BY EVANS MATHANDA
Agriculture and food security systems are under threat from climate change in African countries due to lack of education in global or regional climate patterns.
Agriculture remains the backbone of the rural population, the only source of food security and sustainable livelihoods. The obtaining temperature changes and weather patterns are, however, affecting the rural population badly, particularly women in subsistence farming.
In a global context of inequalities in which vulnerable groups are disproportionately affected by the consequences of human actions on the planet, women are at the forefront of the crisis.
According to UN reports, women carry most of the burden caused by climate change. This vulnerability is the result of a series of social, economic and cultural factors.
But lack of knowledge on climate change has been an issue that needs attention in rural areas.
Zimbabwe’s National Climate Change Response Strategy (NCCRS) states that “Climate change is the biggest threat to humanity in our present day society”, at a time when many parts of the world are already facing environmental degradation, water shortages, poverty, food insecurity and inequality.
However, many citizens, environment activists, scientists and policy makers hope that if we rise to the challenge of climate change, it could become our best chance to make the world a better place.
Changes in global or regional climate patterns affect everyone, but not equally.
Some commercial farmers have learnt to adjust through research and development and access to information. Even the media does not give much prominence to climate change stories as compared to political stories.
There are very few editions where print media would put the climate change article on the front page. It’s very rare.
Inequitable distribution of resources causes imbalance that undermines people living in rural areas to access the resources, technology and information needed to adapt to the climate crisis.
A study focusing on the real consequences of climate change on rural farmers by the UN demonstrates a growing concern on the impact of climate change in rural areas. The government and civil society organisations must consider including climate change and its impacts into their human policies.
The global climate crisis affects the ability to access basic resources such as water. Water scarcity is a special risk factor in rural areas.
But before we talk about irrigation schemes and boreholes, there is a need to provide adequate information about climate change in rural Zimbabwe.
In countries like Brazil, water scarcity is also one of the main effects of climate change, and this affects rural populations in different ways.
Even if there are limited resources in the country, it is recommended to replicate what other countries are doing against climate change.
In some developed countries, environment activists are increasingly suing governments and organisations to take action against climate change.
A student from the southern German state of Bavaria David Schiepek, has been involved in climate activism for around three years, protesting and talking to politicians about the quest to fight against climate change.
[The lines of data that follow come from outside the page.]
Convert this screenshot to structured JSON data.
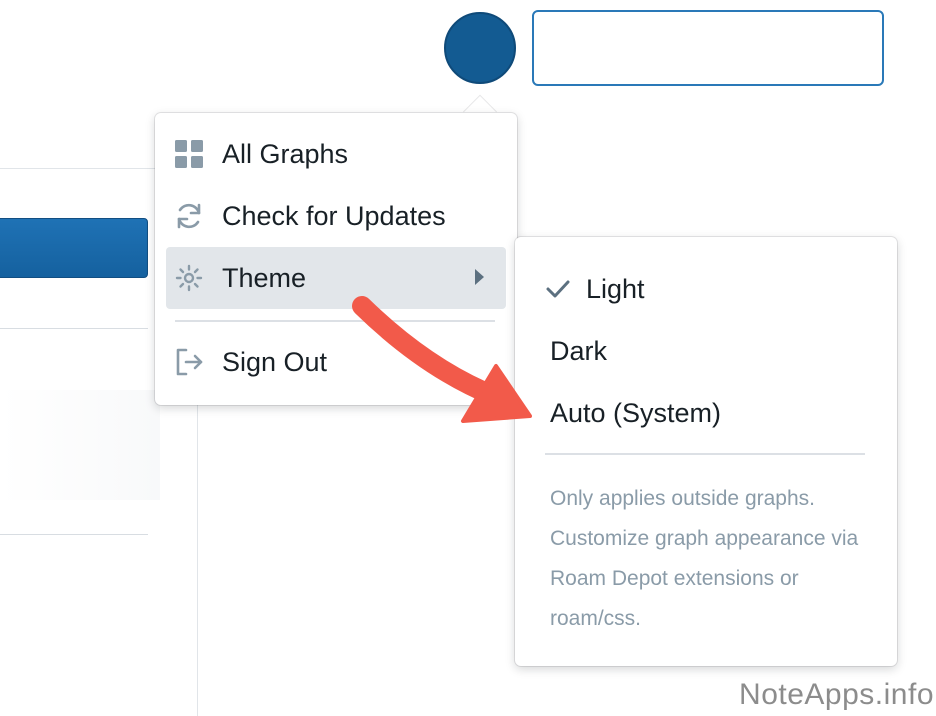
{
  "menu": {
    "items": [
      {
        "label": "All Graphs",
        "icon": "grid-icon"
      },
      {
        "label": "Check for Updates",
        "icon": "refresh-icon"
      },
      {
        "label": "Theme",
        "icon": "sun-icon",
        "active": true,
        "has_submenu": true
      },
      {
        "label": "Sign Out",
        "icon": "log-out-icon"
      }
    ]
  },
  "theme_submenu": {
    "options": [
      {
        "label": "Light",
        "selected": true
      },
      {
        "label": "Dark",
        "selected": false
      },
      {
        "label": "Auto (System)",
        "selected": false
      }
    ],
    "note": "Only applies outside graphs. Customize graph appearance via Roam Depot extensions or roam/css."
  },
  "colors": {
    "accent": "#135b92",
    "annotation_arrow": "#f25a4a",
    "hover_bg": "#e2e6ea",
    "muted_text": "#8a9ba8"
  },
  "watermark": "NoteApps.info"
}
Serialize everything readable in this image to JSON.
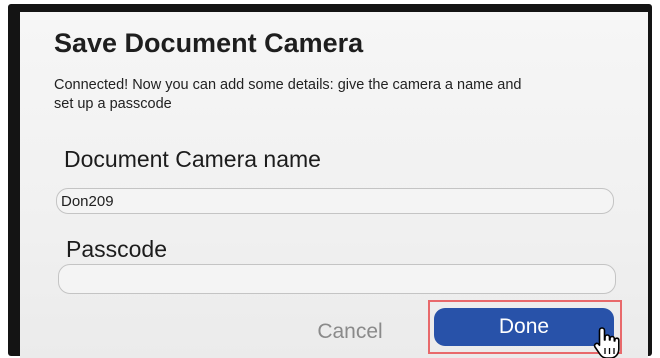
{
  "dialog": {
    "title": "Save Document Camera",
    "description": "Connected! Now you can add some details: give the camera a name and set up a passcode",
    "name_field": {
      "label": "Document Camera name",
      "value": "Don209",
      "placeholder": ""
    },
    "passcode_field": {
      "label": "Passcode",
      "value": "",
      "placeholder": ""
    },
    "buttons": {
      "cancel_label": "Cancel",
      "done_label": "Done"
    }
  },
  "colors": {
    "primary_button": "#2852a9",
    "highlight_outline": "#e8696b",
    "cancel_text": "#8a8a8a"
  },
  "icons": {
    "cursor": "hand-pointer-icon"
  }
}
A 2015 research by Agronomist Anna Brazier revealed that Zimbabwe has one of the most variable rainfall patterns in the world in terms of distribution across time and space, although dry spells and droughts are part of a normal cycle.
However, deforestation of our forests brings a series of incalculable damages to the environment and also to humanity and some parts in rural areas are directly affected.
Climate change is one of the critical issues and discussed topics across the world. But, the impact of climate change on agriculture and rural development remains a topical issue with little solutions today. The impacts of climate change are more visible in rural Zimbabwe.
Communities are experiencing food insecurity, water scarcity and loss of livestock due to lack of solid and useful information about the changes in weather patterns. Climate change has impacted negatively on agriculture, which is the main source of livelihood in Zimbabwe’s rural communities.
In most cases, higher temperatures increase crop failure, livestock loss and increasing food insecurity for human livelihoods are some of the major factors that rural populations experience due to climate change.
According to the World Bank 2019 report, the rural population constitutes 60% of the total population in Zimbabwe. Imagine if all these people are incorporated in climate change awareness campaigns, a development move that can improve food security in rural areas.
The nexus between climate change and human rights issues must be a national concern. Changes in weather patterns and rights knowledge is a critical topic worthy of pursuing especially in developing countries to fight against climate change. Various stakeholders like the government, civil society, labour organisations and the clergy should be on the forefront in the fight against climate change.
In Africa and other parts of the world, the impact of climate change on agriculture and rural development are already being felt. Disasters like Cyclone Idai forced displacements resulting in climate migrations and refugees.
- Evans Mathanda is a journalist and development practitioner who writes in his personal capacity. For feedback email: firstname.lastname@example.org or call 0719770038 and Twitter @EvansMathanda19